**PROBLEM DESCRIPTION**: The expected output is the complete data, reproduced exactly.

**Records contained in a dataset**:
___

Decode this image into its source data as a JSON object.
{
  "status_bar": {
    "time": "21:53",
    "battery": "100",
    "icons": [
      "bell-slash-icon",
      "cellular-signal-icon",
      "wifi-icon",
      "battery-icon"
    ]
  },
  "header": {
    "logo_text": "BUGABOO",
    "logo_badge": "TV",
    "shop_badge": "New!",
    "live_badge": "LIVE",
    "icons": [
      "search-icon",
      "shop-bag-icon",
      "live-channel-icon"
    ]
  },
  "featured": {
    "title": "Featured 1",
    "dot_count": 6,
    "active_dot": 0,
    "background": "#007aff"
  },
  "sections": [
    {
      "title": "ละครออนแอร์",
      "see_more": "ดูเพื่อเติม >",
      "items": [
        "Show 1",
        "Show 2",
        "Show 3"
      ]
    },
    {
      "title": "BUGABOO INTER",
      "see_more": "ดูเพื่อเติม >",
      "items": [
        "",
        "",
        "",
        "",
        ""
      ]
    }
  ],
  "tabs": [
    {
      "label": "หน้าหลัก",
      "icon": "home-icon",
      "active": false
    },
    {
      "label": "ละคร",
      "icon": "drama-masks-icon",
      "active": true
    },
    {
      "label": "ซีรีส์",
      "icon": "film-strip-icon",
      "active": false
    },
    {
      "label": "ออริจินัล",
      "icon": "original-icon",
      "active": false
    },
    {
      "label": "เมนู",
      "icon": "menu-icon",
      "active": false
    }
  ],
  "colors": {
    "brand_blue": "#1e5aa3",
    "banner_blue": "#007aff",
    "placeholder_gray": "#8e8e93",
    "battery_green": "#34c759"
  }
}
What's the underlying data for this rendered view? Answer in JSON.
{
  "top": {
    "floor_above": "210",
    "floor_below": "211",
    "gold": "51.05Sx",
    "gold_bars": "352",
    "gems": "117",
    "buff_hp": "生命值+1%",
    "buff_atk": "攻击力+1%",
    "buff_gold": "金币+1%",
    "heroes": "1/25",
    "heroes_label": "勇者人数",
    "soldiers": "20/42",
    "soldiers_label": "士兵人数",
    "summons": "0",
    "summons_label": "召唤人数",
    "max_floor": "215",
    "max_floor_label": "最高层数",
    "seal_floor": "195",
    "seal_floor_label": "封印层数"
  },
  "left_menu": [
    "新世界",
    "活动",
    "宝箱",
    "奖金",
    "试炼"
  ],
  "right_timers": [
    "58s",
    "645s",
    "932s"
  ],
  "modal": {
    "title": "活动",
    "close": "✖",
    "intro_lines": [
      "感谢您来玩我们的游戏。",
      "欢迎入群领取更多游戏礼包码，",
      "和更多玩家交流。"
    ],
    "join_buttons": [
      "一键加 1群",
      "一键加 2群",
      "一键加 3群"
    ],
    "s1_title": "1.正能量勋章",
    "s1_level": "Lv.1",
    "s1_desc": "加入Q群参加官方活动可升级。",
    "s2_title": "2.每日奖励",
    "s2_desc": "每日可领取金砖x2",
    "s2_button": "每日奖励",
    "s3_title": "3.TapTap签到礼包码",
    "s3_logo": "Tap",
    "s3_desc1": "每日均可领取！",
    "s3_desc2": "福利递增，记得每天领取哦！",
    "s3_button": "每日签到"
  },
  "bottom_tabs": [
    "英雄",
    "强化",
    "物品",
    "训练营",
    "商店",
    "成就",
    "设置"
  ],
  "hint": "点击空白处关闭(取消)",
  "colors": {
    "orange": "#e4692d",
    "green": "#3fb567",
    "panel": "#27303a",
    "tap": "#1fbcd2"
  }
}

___

**OUTPUT**:
Decode this image into its source data as a JSON object.
{
  "status_bar": {
    "time": "21:53",
    "battery": "100",
    "icons": [
      "bell-slash-icon",
      "cellular-signal-icon",
      "wifi-icon",
      "battery-icon"
    ]
  },
  "header": {
    "logo_text": "BUGABOO",
    "logo_badge": "TV",
    "shop_badge": "New!",
    "live_badge": "LIVE",
    "icons": [
      "search-icon",
      "shop-bag-icon",
      "live-channel-icon"
    ]
  },
  "featured": {
    "title": "Featured 1",
    "dot_count": 6,
    "active_dot": 0,
    "background": "#007aff"
  },
  "sections": [
    {
      "title": "ละครออนแอร์",
      "see_more": "ดูเพื่อเติม >",
      "items": [
        "Show 1",
        "Show 2",
        "Show 3"
      ]
    },
    {
      "title": "BUGABOO INTER",
      "see_more": "ดูเพื่อเติม >",
      "items": [
        "",
        "",
        "",
        "",
        ""
      ]
    }
  ],
  "tabs": [
    {
      "label": "หน้าหลัก",
      "icon": "home-icon",
      "active": false
    },
    {
      "label": "ละคร",
      "icon": "drama-masks-icon",
      "active": true
    },
    {
      "label": "ซีรีส์",
      "icon": "film-strip-icon",
      "active": false
    },
    {
      "label": "ออริจินัล",
      "icon": "original-icon",
      "active": false
    },
    {
      "label": "เมนู",
      "icon": "menu-icon",
      "active": false
    }
  ],
  "colors": {
    "brand_blue": "#1e5aa3",
    "banner_blue": "#007aff",
    "placeholder_gray": "#8e8e93",
    "battery_green": "#34c759"
  }
}
What's the underlying data for this rendered view? Answer in JSON.
{
  "top": {
    "floor_above": "210",
    "floor_below": "211",
    "gold": "51.05Sx",
    "gold_bars": "352",
    "gems": "117",
    "buff_hp": "生命值+1%",
    "buff_atk": "攻击力+1%",
    "buff_gold": "金币+1%",
    "heroes": "1/25",
    "heroes_label": "勇者人数",
    "soldiers": "20/42",
    "soldiers_label": "士兵人数",
    "summons": "0",
    "summons_label": "召唤人数",
    "max_floor": "215",
    "max_floor_label": "最高层数",
    "seal_floor": "195",
    "seal_floor_label": "封印层数"
  },
  "left_menu": [
    "新世界",
    "活动",
    "宝箱",
    "奖金",
    "试炼"
  ],
  "right_timers": [
    "58s",
    "645s",
    "932s"
  ],
  "modal": {
    "title": "活动",
    "close": "✖",
    "intro_lines": [
      "感谢您来玩我们的游戏。",
      "欢迎入群领取更多游戏礼包码，",
      "和更多玩家交流。"
    ],
    "join_buttons": [
      "一键加 1群",
      "一键加 2群",
      "一键加 3群"
    ],
    "s1_title": "1.正能量勋章",
    "s1_level": "Lv.1",
    "s1_desc": "加入Q群参加官方活动可升级。",
    "s2_title": "2.每日奖励",
    "s2_desc": "每日可领取金砖x2",
    "s2_button": "每日奖励",
    "s3_title": "3.TapTap签到礼包码",
    "s3_logo": "Tap",
    "s3_desc1": "每日均可领取！",
    "s3_desc2": "福利递增，记得每天领取哦！",
    "s3_button": "每日签到"
  },
  "bottom_tabs": [
    "英雄",
    "强化",
    "物品",
    "训练营",
    "商店",
    "成就",
    "设置"
  ],
  "hint": "点击空白处关闭(取消)",
  "colors": {
    "orange": "#e4692d",
    "green": "#3fb567",
    "panel": "#27303a",
    "tap": "#1fbcd2"
  }
}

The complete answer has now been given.